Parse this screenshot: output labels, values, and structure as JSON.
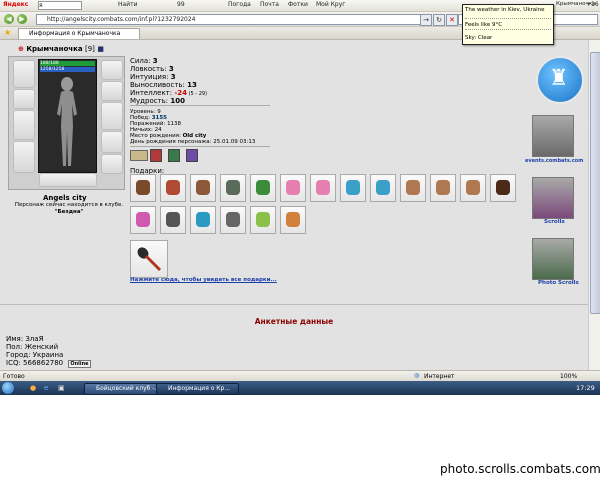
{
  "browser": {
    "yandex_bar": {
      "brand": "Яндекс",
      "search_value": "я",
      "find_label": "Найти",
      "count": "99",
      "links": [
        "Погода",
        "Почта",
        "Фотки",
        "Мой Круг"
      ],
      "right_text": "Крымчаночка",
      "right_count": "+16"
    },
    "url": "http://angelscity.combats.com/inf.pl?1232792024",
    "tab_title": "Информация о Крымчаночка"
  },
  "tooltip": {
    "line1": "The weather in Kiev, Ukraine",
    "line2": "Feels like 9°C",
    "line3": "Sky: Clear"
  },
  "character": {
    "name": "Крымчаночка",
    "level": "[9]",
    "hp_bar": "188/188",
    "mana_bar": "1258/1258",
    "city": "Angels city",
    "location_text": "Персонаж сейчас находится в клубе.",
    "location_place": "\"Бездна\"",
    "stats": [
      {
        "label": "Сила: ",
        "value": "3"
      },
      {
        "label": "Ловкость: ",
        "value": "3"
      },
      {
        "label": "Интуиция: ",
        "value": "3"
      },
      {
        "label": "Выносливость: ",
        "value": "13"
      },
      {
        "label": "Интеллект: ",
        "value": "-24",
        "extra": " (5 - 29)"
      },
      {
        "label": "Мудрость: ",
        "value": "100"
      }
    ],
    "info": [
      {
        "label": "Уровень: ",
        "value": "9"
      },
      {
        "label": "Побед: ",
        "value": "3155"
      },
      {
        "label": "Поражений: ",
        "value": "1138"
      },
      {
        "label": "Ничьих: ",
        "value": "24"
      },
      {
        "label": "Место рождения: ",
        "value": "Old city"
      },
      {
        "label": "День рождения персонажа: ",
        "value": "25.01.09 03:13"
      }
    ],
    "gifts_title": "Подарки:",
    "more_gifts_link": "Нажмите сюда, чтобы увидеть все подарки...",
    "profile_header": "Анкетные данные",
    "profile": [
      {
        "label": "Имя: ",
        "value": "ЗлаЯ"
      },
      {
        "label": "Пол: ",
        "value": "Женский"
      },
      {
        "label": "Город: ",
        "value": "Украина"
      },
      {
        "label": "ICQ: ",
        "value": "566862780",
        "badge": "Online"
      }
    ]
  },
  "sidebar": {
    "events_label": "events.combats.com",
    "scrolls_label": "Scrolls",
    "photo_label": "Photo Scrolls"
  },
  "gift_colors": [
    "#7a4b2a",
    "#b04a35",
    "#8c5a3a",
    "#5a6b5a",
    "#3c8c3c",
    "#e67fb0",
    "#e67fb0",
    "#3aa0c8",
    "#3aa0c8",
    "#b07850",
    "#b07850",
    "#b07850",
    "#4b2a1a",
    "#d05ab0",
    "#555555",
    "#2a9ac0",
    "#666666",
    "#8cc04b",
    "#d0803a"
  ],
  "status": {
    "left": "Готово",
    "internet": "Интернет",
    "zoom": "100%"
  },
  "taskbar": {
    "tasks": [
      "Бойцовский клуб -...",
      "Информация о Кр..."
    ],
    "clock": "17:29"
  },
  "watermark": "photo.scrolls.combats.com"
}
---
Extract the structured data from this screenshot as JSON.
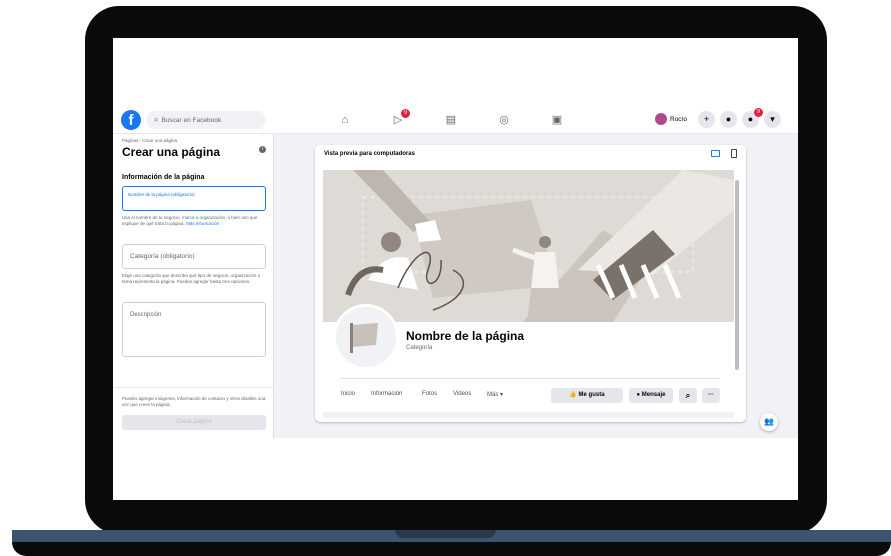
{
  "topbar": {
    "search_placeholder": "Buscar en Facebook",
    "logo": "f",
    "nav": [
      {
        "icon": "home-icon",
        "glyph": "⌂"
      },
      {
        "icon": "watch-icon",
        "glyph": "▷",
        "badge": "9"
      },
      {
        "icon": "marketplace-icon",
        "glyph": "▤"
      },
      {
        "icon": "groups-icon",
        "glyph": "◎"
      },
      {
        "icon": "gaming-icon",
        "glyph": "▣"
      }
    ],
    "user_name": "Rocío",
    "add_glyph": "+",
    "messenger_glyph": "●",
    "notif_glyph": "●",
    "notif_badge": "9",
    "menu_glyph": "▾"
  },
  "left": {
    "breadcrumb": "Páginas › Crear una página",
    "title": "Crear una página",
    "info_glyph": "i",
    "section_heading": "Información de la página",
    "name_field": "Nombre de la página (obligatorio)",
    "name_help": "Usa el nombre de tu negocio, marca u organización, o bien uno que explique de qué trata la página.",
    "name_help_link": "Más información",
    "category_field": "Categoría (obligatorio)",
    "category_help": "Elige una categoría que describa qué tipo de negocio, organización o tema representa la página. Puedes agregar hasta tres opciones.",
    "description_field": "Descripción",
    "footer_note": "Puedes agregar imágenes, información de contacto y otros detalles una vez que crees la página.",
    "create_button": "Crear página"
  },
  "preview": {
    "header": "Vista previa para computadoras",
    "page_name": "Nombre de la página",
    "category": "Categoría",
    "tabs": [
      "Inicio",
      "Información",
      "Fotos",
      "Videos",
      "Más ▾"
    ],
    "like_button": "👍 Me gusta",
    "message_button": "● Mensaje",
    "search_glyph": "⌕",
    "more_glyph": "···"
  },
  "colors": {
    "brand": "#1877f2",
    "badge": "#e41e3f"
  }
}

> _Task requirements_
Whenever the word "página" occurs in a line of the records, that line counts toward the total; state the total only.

> _Output of the exercise_
9